Assigned task: Give back the entries exactly as they read, leaving each image out.

Source records:
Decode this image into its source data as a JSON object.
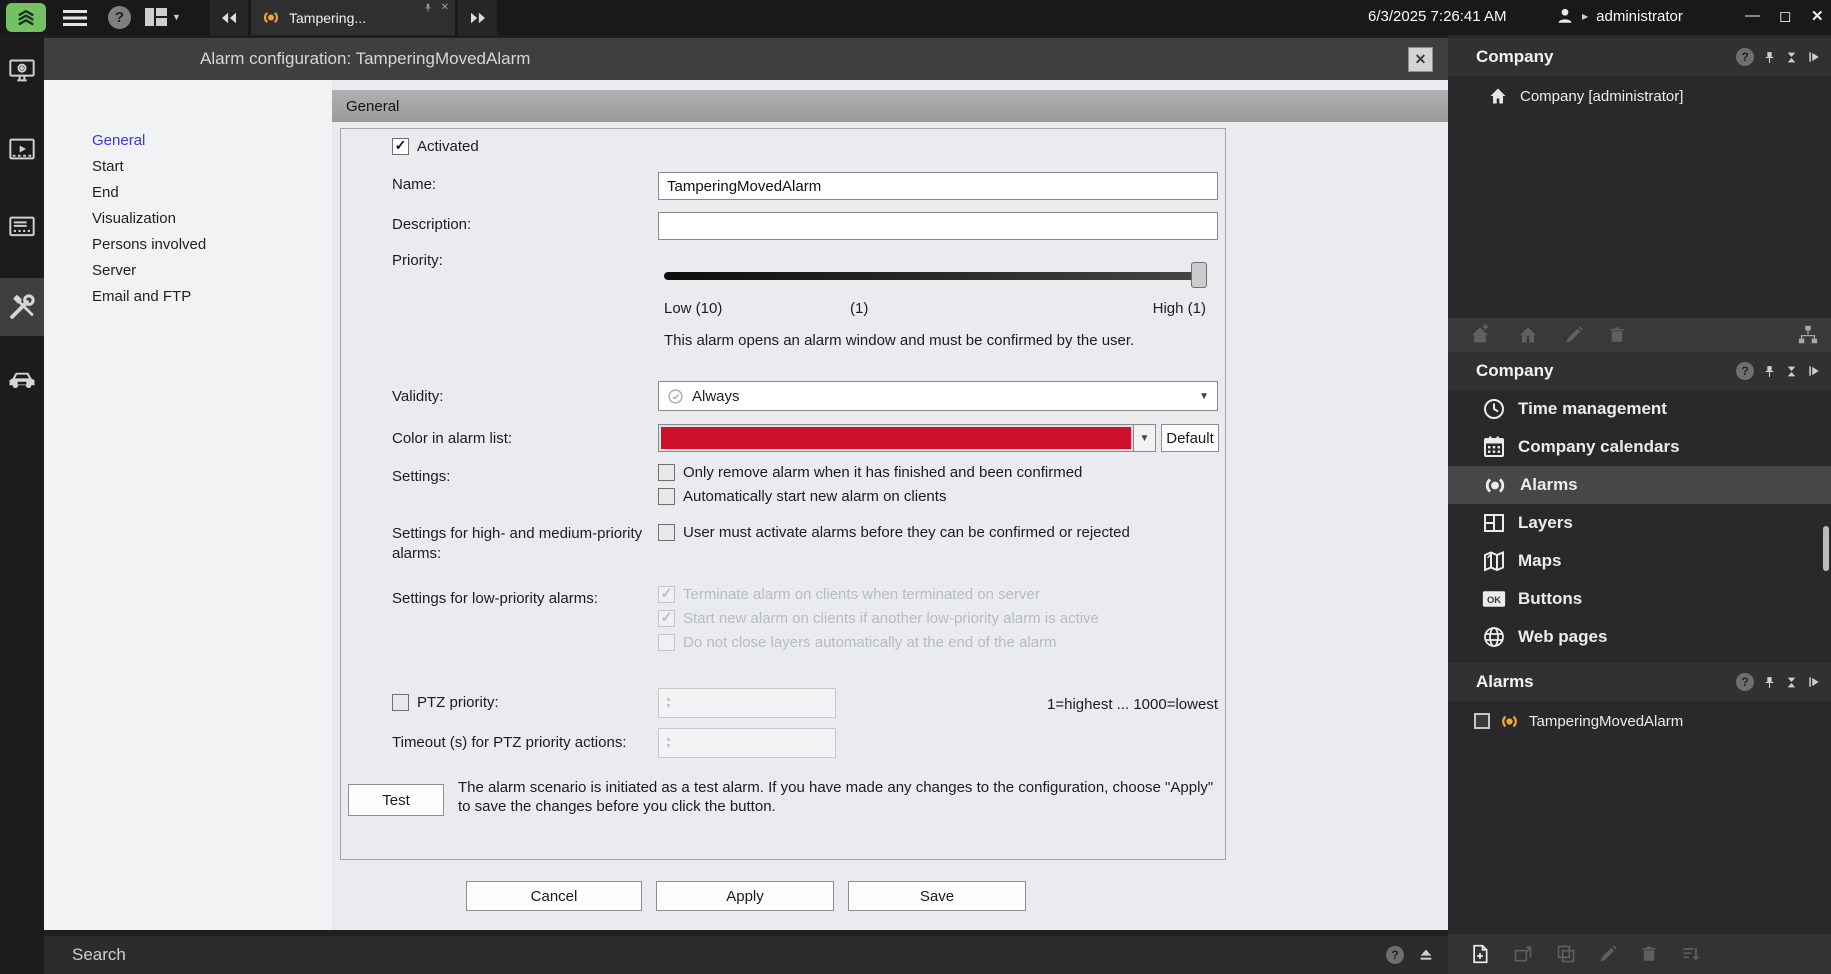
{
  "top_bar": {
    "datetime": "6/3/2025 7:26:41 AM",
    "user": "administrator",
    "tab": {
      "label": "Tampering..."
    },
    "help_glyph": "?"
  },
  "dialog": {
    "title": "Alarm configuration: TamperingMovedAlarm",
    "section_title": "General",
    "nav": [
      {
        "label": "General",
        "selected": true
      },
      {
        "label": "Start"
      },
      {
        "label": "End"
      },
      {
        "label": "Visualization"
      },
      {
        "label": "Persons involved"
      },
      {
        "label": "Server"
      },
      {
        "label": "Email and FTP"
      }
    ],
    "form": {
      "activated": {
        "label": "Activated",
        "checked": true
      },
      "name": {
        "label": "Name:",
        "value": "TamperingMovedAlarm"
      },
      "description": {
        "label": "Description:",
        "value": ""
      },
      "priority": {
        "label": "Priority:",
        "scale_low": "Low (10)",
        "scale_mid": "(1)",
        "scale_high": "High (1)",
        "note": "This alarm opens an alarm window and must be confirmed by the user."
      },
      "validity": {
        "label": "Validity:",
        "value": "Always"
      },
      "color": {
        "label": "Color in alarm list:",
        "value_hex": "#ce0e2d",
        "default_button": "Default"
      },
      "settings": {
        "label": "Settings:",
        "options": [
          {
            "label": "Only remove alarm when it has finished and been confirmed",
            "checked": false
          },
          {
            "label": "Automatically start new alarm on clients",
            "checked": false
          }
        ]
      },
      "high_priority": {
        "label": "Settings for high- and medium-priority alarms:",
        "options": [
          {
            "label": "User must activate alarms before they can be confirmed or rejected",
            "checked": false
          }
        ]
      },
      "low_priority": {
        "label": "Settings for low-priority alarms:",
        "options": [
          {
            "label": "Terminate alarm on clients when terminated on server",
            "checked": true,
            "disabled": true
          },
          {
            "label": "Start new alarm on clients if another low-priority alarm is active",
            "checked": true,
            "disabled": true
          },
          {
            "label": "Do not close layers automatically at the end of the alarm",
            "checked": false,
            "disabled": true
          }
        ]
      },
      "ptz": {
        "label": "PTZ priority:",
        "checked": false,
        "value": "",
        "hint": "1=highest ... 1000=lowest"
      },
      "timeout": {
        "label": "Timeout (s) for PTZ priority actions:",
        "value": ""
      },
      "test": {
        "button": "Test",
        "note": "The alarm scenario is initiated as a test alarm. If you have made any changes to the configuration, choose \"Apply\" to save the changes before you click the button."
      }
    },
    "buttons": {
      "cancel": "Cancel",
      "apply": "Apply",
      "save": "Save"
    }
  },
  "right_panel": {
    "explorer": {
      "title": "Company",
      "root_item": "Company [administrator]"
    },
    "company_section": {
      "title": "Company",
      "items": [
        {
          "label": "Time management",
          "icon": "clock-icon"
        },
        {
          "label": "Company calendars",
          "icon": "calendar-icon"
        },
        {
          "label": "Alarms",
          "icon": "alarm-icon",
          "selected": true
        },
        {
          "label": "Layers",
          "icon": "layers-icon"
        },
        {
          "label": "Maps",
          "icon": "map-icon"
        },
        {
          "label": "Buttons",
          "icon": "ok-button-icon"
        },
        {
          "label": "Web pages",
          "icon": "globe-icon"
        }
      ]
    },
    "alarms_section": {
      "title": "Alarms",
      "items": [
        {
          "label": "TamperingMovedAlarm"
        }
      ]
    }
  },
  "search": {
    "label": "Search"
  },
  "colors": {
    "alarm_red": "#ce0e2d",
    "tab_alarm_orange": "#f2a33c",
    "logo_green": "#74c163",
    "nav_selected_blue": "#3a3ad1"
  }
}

Your solution:
Decode this image into its source data as a JSON object.
{
  "top_bar": {
    "datetime": "6/3/2025 7:26:41 AM",
    "user": "administrator",
    "tab": {
      "label": "Tampering..."
    },
    "help_glyph": "?"
  },
  "dialog": {
    "title": "Alarm configuration: TamperingMovedAlarm",
    "section_title": "General",
    "nav": [
      {
        "label": "General",
        "selected": true
      },
      {
        "label": "Start"
      },
      {
        "label": "End"
      },
      {
        "label": "Visualization"
      },
      {
        "label": "Persons involved"
      },
      {
        "label": "Server"
      },
      {
        "label": "Email and FTP"
      }
    ],
    "form": {
      "activated": {
        "label": "Activated",
        "checked": true
      },
      "name": {
        "label": "Name:",
        "value": "TamperingMovedAlarm"
      },
      "description": {
        "label": "Description:",
        "value": ""
      },
      "priority": {
        "label": "Priority:",
        "scale_low": "Low (10)",
        "scale_mid": "(1)",
        "scale_high": "High (1)",
        "note": "This alarm opens an alarm window and must be confirmed by the user."
      },
      "validity": {
        "label": "Validity:",
        "value": "Always"
      },
      "color": {
        "label": "Color in alarm list:",
        "value_hex": "#ce0e2d",
        "default_button": "Default"
      },
      "settings": {
        "label": "Settings:",
        "options": [
          {
            "label": "Only remove alarm when it has finished and been confirmed",
            "checked": false
          },
          {
            "label": "Automatically start new alarm on clients",
            "checked": false
          }
        ]
      },
      "high_priority": {
        "label": "Settings for high- and medium-priority alarms:",
        "options": [
          {
            "label": "User must activate alarms before they can be confirmed or rejected",
            "checked": false
          }
        ]
      },
      "low_priority": {
        "label": "Settings for low-priority alarms:",
        "options": [
          {
            "label": "Terminate alarm on clients when terminated on server",
            "checked": true,
            "disabled": true
          },
          {
            "label": "Start new alarm on clients if another low-priority alarm is active",
            "checked": true,
            "disabled": true
          },
          {
            "label": "Do not close layers automatically at the end of the alarm",
            "checked": false,
            "disabled": true
          }
        ]
      },
      "ptz": {
        "label": "PTZ priority:",
        "checked": false,
        "value": "",
        "hint": "1=highest ... 1000=lowest"
      },
      "timeout": {
        "label": "Timeout (s) for PTZ priority actions:",
        "value": ""
      },
      "test": {
        "button": "Test",
        "note": "The alarm scenario is initiated as a test alarm. If you have made any changes to the configuration, choose \"Apply\" to save the changes before you click the button."
      }
    },
    "buttons": {
      "cancel": "Cancel",
      "apply": "Apply",
      "save": "Save"
    }
  },
  "right_panel": {
    "explorer": {
      "title": "Company",
      "root_item": "Company [administrator]"
    },
    "company_section": {
      "title": "Company",
      "items": [
        {
          "label": "Time management",
          "icon": "clock-icon"
        },
        {
          "label": "Company calendars",
          "icon": "calendar-icon"
        },
        {
          "label": "Alarms",
          "icon": "alarm-icon",
          "selected": true
        },
        {
          "label": "Layers",
          "icon": "layers-icon"
        },
        {
          "label": "Maps",
          "icon": "map-icon"
        },
        {
          "label": "Buttons",
          "icon": "ok-button-icon"
        },
        {
          "label": "Web pages",
          "icon": "globe-icon"
        }
      ]
    },
    "alarms_section": {
      "title": "Alarms",
      "items": [
        {
          "label": "TamperingMovedAlarm"
        }
      ]
    }
  },
  "search": {
    "label": "Search"
  },
  "colors": {
    "alarm_red": "#ce0e2d",
    "tab_alarm_orange": "#f2a33c",
    "logo_green": "#74c163",
    "nav_selected_blue": "#3a3ad1"
  }
}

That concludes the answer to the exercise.